### [Input records]

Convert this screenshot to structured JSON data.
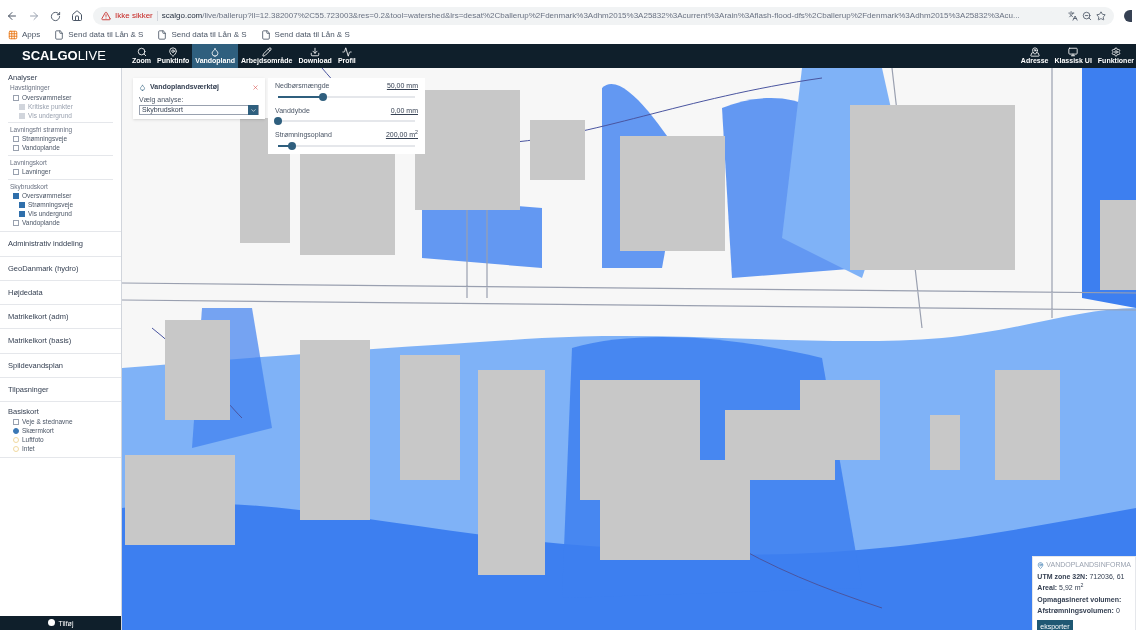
{
  "browser": {
    "warning": "Ikke sikker",
    "url_host": "scalgo.com",
    "url_path": "/live/ballerup?ll=12.382007%2C55.723003&res=0.2&tool=watershed&lrs=desat%2Cballerup%2Fdenmark%3Adhm2015%3A25832%3Acurrent%3Arain%3Aflash-flood-dfs%2Cballerup%2Fdenmark%3Adhm2015%3A25832%3Acu...",
    "bookmarks": [
      {
        "label": "Apps",
        "kind": "apps"
      },
      {
        "label": "Send data til Lån & S",
        "kind": "page"
      },
      {
        "label": "Send data til Lån & S",
        "kind": "page"
      },
      {
        "label": "Send data til Lån & S",
        "kind": "page"
      }
    ]
  },
  "header": {
    "logo": {
      "main": "SCALGO",
      "suffix": "LIVE"
    },
    "nav": [
      {
        "label": "Zoom",
        "selected": false
      },
      {
        "label": "Punktinfo",
        "selected": false
      },
      {
        "label": "Vandopland",
        "selected": true
      },
      {
        "label": "Arbejdsområde",
        "selected": false
      },
      {
        "label": "Download",
        "selected": false
      },
      {
        "label": "Profil",
        "selected": false
      }
    ],
    "right_nav": [
      {
        "label": "Adresse"
      },
      {
        "label": "Klassisk UI"
      },
      {
        "label": "Funktioner"
      }
    ]
  },
  "sidebar": {
    "sections": [
      {
        "title": "Analyser",
        "groups": [
          {
            "title": "Havstigninger",
            "items": [
              {
                "label": "Oversvømmelser",
                "kind": "checkbox",
                "checked": false,
                "disabled": false,
                "children": [
                  {
                    "label": "Kritiske punkter",
                    "kind": "checkbox",
                    "checked": false,
                    "disabled": true
                  },
                  {
                    "label": "Vis undergrund",
                    "kind": "checkbox",
                    "checked": false,
                    "disabled": true
                  }
                ]
              }
            ]
          },
          {
            "title": "Lavningsfri strømning",
            "items": [
              {
                "label": "Strømningsveje",
                "kind": "checkbox",
                "checked": false,
                "disabled": false
              },
              {
                "label": "Vandoplande",
                "kind": "checkbox",
                "checked": false,
                "disabled": false
              }
            ]
          },
          {
            "title": "Lavningskort",
            "items": [
              {
                "label": "Lavninger",
                "kind": "checkbox",
                "checked": false,
                "disabled": false
              }
            ]
          },
          {
            "title": "Skybrudskort",
            "items": [
              {
                "label": "Oversvømmelser",
                "kind": "checkbox",
                "checked": true,
                "disabled": false,
                "children": [
                  {
                    "label": "Strømningsveje",
                    "kind": "checkbox",
                    "checked": true,
                    "disabled": false
                  },
                  {
                    "label": "Vis undergrund",
                    "kind": "checkbox",
                    "checked": true,
                    "disabled": false
                  }
                ]
              },
              {
                "label": "Vandoplande",
                "kind": "checkbox",
                "checked": false,
                "disabled": false
              }
            ]
          }
        ]
      },
      {
        "title": "Administrativ inddeling"
      },
      {
        "title": "GeoDanmark (hydro)"
      },
      {
        "title": "Højdedata"
      },
      {
        "title": "Matrikelkort (adm)"
      },
      {
        "title": "Matrikelkort (basis)"
      },
      {
        "title": "Spildevandsplan"
      },
      {
        "title": "Tilpasninger"
      },
      {
        "title": "Basiskort",
        "groups": [
          {
            "items": [
              {
                "label": "Veje & stednavne",
                "kind": "checkbox",
                "checked": false,
                "disabled": false
              },
              {
                "label": "Skærmkort",
                "kind": "radio",
                "selected": true
              },
              {
                "label": "Luftfoto",
                "kind": "radio",
                "selected": false
              },
              {
                "label": "Intet",
                "kind": "radio",
                "selected": false
              }
            ]
          }
        ]
      }
    ],
    "footer": "Tilføj"
  },
  "tool_panel": {
    "title": "Vandoplandsværktøj",
    "analysis_label": "Vælg analyse:",
    "analysis_value": "Skybrudskort"
  },
  "sliders": [
    {
      "label": "Nedbørsmængde",
      "reading": "50,00 mm",
      "level": 0.33
    },
    {
      "label": "Vanddybde",
      "reading": "0,00 mm",
      "level": 0
    },
    {
      "label": "Strømningsopland",
      "reading": "200,00 m$^{2}$",
      "level": 0.1
    }
  ],
  "info_panel": {
    "title": "VANDOPLANDSINFORMA",
    "lines": [
      "**UTM zone 32N:** 712036, 61",
      "**Areal:** 5,92 m$^{2}$",
      "**Opmagasineret volumen:**",
      "**Afstrømningsvolumen:** 0"
    ],
    "button": "eksporter"
  }
}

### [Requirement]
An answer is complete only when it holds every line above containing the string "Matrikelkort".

### [Output for this task]
        "title": "Matrikelkort (adm)"
        "title": "Matrikelkort (basis)"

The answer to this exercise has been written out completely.